The village is one of a few areas on China’s 1,000-square-kilometer Amur tiger reserve where humans and tigers attempt to coexist. Even though there are only 700 people in this village, history has proven that tigers don’t do well when humans live nearby.

As China welcomes the Year of the Tiger, renewed protection efforts are underway that just may give the wild Siberian tiger the boost it needs to go from a barely surviving species to again being the king of the mountains. Local wildlife protection groups are working with international agencies and potential funding to develop a new cross-border strategy to save the tigers.
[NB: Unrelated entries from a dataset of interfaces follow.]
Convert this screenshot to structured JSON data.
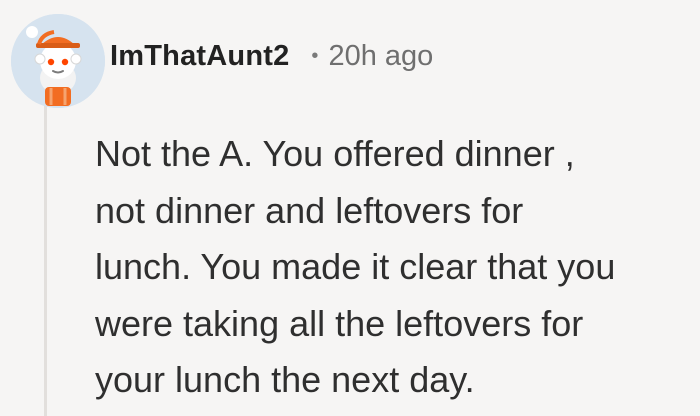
{
  "comment": {
    "author": "ImThatAunt2",
    "separator": "•",
    "timestamp": "20h ago",
    "body_lines": [
      "Not the A. You offered dinner ,",
      "not dinner and leftovers for",
      "lunch. You made it clear that you",
      "were taking all the leftovers for",
      "your lunch the next day."
    ]
  },
  "avatar_icon": "snoo-avatar-icon",
  "colors": {
    "background": "#f6f5f4",
    "thread_line": "#e2dfdc",
    "avatar_background": "#d6e3ef",
    "hat_orange": "#f26d22",
    "eye_red": "#ff4500"
  }
}
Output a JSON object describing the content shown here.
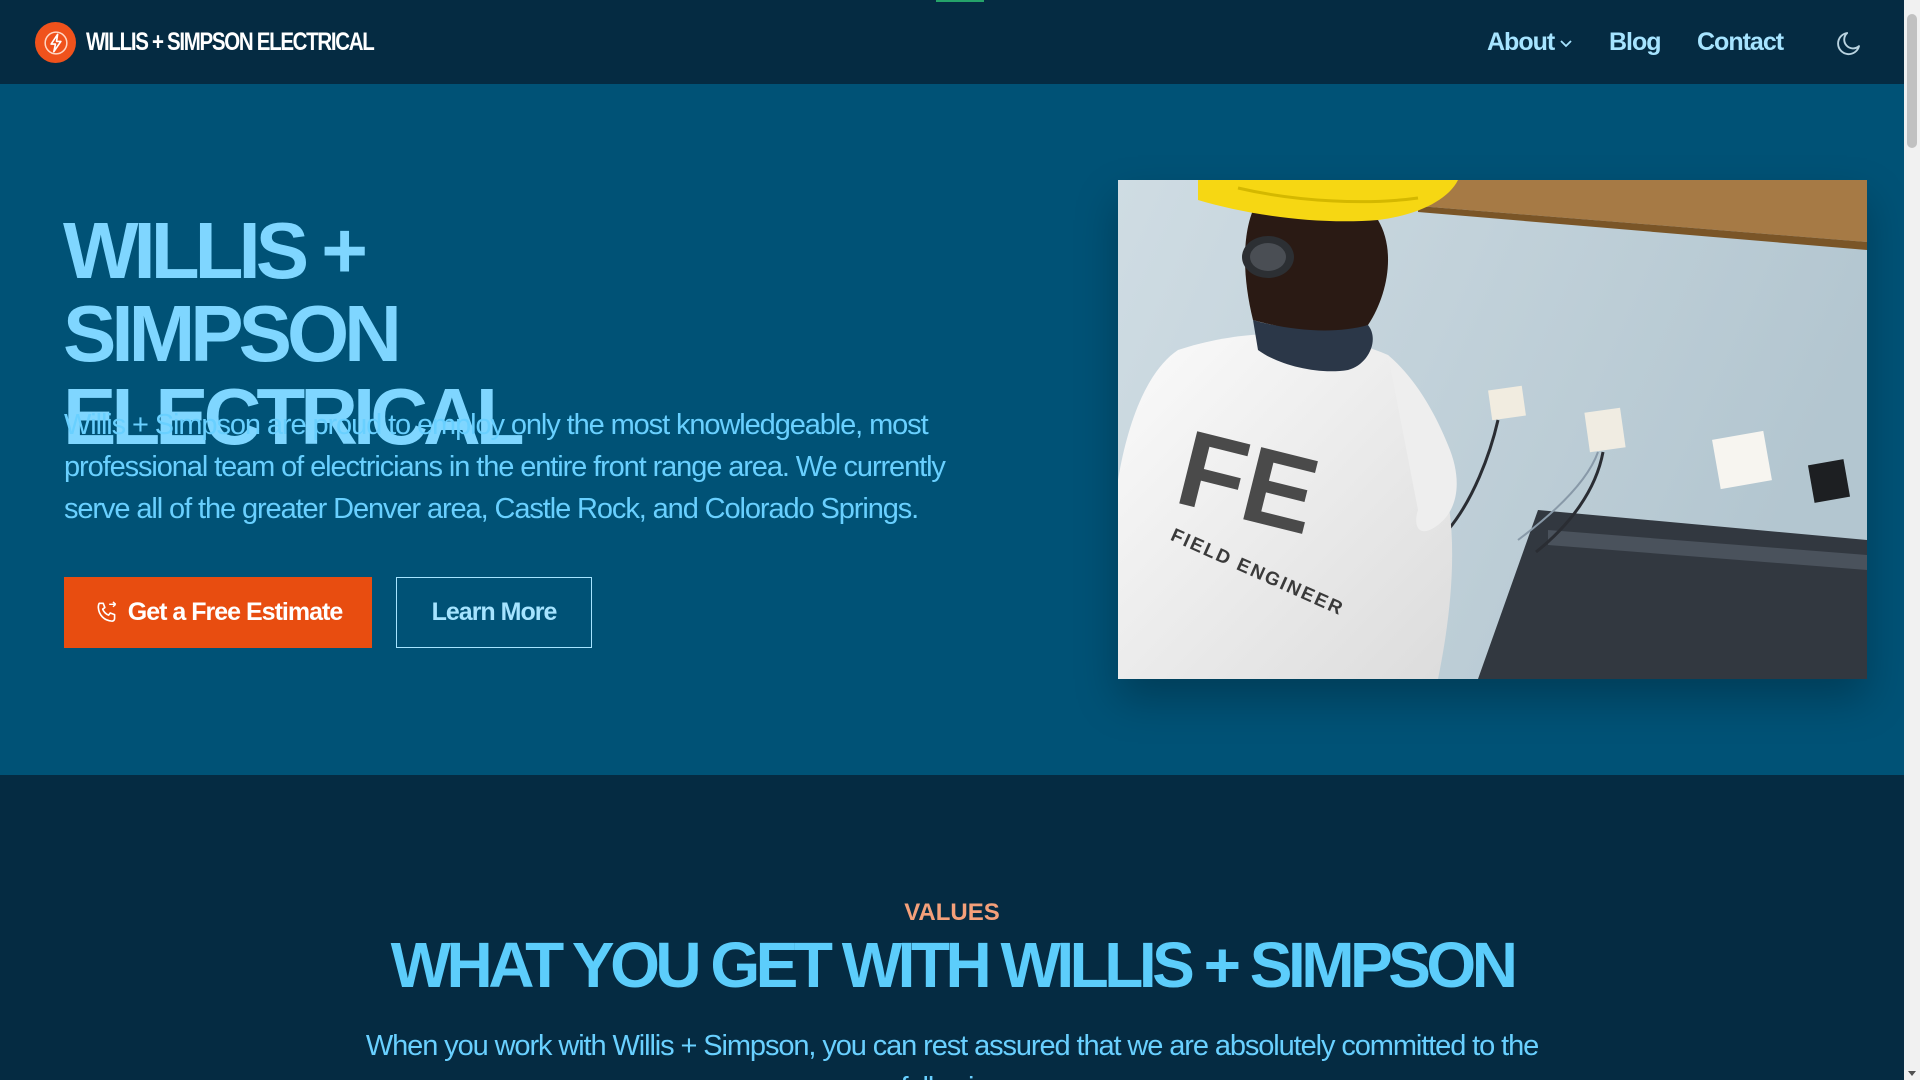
{
  "nav": {
    "brand": "WILLIS + SIMPSON ELECTRICAL",
    "logo_icon": "lightning-bolt-icon",
    "links": [
      {
        "label": "About",
        "has_dropdown": true
      },
      {
        "label": "Blog"
      },
      {
        "label": "Contact"
      }
    ],
    "theme_toggle_icon": "moon-icon"
  },
  "hero": {
    "title": "WILLIS + SIMPSON ELECTRICAL",
    "text": "Willis + Simpson are proud to employ only the most knowledgeable, most professional team of electricians in the entire front range area. We currently serve all of the greater Denver area, Castle Rock, and Colorado Springs.",
    "primary_button": {
      "label": "Get a Free Estimate",
      "icon": "phone-icon"
    },
    "secondary_button": {
      "label": "Learn More"
    },
    "image_shirt_letters": "FE",
    "image_shirt_text": "FIELD ENGINEER"
  },
  "values": {
    "eyebrow": "VALUES",
    "title": "WHAT YOU GET WITH WILLIS + SIMPSON",
    "text": "When you work with Willis + Simpson, you can rest assured that we are absolutely committed to the following"
  },
  "colors": {
    "nav_bg": "#052b42",
    "hero_bg": "#005276",
    "accent_orange": "#e84d10",
    "heading_blue": "#7fd6ff",
    "text_blue": "#69d0ff",
    "eyebrow": "#f4a07a"
  }
}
“We’re trying to build an international protection system,” said Lang Jianmin, a Hunchun city official in charge of tiger preservation efforts.

That’s good news to those working to save the tigers, an animal nearly absent in the wild in China. While the country ostensibly celebrates and reveres the animals, it has also driven them to the brink of extinction through an insatiable demand for tiger parts and pelts used for medicine and decoration. New efforts to legalize some tiger trade with farmed animals could further threaten those few tigers that remain in the wild. But local conservation efforts, if handled and funded correctly, could pay off.